Stories of Land and our Ancestors
“We want our forbears to stand on the right side of history…perhaps these cognitive gymnastics are a vain attempt to justify what is actually untenable.” Jennifer Delanty talks about her realization as an adult that the way the stories she’d been told as a child about one grandfather’s infidelity and another’s profitable land dealings erase the victimization and appropriation of indigenous persons and their land. She does the work of opening herself to a new way of telling those stories that recognizes complicity, honor first peoples, and continuing to find her place in the contemporary landscape.

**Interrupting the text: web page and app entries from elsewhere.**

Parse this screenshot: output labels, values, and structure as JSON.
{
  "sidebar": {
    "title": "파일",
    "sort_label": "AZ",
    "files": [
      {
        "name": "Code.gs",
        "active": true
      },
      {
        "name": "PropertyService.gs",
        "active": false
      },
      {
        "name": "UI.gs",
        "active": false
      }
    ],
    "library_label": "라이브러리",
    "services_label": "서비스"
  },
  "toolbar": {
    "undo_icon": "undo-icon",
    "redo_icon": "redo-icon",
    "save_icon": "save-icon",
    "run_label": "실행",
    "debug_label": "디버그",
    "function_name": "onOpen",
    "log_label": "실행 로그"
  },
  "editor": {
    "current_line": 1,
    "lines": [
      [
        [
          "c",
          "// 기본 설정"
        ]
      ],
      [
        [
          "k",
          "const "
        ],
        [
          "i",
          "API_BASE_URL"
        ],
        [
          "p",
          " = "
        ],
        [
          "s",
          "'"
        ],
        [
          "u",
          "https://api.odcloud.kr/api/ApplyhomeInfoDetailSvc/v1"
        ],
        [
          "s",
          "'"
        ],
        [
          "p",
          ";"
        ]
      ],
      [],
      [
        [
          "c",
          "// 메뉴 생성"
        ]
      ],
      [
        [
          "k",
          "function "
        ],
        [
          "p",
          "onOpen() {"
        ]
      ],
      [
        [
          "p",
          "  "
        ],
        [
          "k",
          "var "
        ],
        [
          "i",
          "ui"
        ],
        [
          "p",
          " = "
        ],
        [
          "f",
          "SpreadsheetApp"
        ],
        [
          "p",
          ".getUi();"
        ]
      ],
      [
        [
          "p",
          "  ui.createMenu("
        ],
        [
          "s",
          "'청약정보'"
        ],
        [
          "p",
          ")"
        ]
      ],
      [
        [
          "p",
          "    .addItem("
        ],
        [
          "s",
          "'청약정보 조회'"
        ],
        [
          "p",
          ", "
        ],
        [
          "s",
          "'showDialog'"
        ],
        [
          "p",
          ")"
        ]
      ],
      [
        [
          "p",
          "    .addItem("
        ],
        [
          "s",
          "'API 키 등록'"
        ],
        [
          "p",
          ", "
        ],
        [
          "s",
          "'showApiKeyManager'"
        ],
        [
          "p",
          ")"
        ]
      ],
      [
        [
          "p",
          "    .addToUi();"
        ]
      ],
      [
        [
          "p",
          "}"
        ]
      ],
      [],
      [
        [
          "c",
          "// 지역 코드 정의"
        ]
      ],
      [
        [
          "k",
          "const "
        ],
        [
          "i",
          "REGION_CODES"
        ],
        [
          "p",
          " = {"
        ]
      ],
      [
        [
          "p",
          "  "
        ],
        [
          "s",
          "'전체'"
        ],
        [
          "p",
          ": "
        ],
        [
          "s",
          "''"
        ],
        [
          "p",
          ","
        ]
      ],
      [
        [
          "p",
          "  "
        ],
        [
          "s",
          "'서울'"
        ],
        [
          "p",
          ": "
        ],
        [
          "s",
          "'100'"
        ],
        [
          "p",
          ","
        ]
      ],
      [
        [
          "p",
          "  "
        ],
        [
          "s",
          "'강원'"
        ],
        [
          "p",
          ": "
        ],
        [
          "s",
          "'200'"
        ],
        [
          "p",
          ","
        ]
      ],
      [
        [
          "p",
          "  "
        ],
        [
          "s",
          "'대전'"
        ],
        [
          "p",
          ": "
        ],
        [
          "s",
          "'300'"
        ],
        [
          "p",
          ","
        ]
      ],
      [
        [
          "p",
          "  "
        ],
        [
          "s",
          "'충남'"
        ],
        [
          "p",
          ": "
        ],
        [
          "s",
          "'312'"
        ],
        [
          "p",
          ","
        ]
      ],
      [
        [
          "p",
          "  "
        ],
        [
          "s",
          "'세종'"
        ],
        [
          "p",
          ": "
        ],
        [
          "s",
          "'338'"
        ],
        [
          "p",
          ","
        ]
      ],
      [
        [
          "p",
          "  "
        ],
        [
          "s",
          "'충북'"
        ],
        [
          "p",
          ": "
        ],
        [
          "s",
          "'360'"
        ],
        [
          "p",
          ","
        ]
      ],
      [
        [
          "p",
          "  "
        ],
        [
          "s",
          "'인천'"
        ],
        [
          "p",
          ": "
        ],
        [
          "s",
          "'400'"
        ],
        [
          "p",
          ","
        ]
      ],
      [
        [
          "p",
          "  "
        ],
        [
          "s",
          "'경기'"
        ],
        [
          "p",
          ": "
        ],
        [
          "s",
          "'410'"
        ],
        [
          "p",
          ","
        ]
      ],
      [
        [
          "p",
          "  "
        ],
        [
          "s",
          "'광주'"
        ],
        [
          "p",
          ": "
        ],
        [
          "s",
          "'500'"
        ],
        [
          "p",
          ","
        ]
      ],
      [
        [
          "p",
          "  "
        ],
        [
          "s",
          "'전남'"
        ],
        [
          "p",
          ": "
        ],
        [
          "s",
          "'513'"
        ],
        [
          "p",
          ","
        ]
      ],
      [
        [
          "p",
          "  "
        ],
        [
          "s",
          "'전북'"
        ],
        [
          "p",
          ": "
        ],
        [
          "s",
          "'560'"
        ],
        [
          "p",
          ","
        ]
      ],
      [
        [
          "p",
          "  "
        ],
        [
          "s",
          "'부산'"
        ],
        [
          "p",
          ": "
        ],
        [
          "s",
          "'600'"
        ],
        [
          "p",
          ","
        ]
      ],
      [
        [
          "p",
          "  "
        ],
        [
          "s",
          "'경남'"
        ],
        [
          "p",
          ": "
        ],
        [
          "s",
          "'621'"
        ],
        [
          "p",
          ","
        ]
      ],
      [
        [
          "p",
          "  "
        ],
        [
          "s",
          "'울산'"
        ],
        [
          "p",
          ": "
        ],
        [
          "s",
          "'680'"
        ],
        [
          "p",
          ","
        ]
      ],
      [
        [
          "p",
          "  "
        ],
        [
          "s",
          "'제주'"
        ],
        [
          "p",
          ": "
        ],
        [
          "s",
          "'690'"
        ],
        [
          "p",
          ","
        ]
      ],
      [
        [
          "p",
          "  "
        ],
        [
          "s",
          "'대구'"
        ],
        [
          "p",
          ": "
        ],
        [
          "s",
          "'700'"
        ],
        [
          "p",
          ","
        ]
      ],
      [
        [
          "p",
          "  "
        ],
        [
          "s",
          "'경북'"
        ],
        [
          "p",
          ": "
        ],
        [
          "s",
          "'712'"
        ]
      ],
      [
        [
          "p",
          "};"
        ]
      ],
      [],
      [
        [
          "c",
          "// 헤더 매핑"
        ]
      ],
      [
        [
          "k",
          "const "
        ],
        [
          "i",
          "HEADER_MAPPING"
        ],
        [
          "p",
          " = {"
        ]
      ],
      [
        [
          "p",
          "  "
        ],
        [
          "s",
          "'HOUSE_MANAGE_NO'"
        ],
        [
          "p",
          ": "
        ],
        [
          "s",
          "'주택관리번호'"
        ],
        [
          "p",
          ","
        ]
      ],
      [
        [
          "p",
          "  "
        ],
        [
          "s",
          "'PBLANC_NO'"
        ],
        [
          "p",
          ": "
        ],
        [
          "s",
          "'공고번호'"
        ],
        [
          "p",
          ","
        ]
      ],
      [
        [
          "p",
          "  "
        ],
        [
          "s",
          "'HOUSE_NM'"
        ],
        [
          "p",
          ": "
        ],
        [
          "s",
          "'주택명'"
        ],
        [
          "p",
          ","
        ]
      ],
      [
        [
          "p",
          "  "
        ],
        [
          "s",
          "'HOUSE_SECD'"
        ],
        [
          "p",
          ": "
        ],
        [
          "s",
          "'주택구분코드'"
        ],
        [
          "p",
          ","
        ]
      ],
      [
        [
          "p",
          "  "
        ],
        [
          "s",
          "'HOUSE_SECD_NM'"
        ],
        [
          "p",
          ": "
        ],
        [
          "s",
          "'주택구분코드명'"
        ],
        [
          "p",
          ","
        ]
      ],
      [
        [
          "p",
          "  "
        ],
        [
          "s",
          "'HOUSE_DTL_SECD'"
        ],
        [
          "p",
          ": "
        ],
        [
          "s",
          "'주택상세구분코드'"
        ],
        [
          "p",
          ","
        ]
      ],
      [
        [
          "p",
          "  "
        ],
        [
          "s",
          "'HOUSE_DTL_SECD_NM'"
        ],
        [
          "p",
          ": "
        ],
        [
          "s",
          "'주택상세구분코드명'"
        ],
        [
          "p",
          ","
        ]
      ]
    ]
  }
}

“I still remember the deed of our land in Oklahoma, signed over by the Cherokee nation, as they went on the Trail of Tears.” Kyle Reimergartin walks into this declaration by his Mennonite Brethren grandmother and when he follows up later learns about land sales, Mennonite schools that were trying to assimilate native kids, and his ancestors’ place in history. “I’m trying to be a storyteller and [with my students] it was really valuable for me to be a concrete example of how white people, divorced from the immediate impact of their actions, could think of themselves as just purchasing land from the United States government, while also knowing that the result of those actions were the forced migration and the death of many Cherokee Indians…as they walked the trail of tears…It’s allowed my students to put a face on what white colonization looks like.”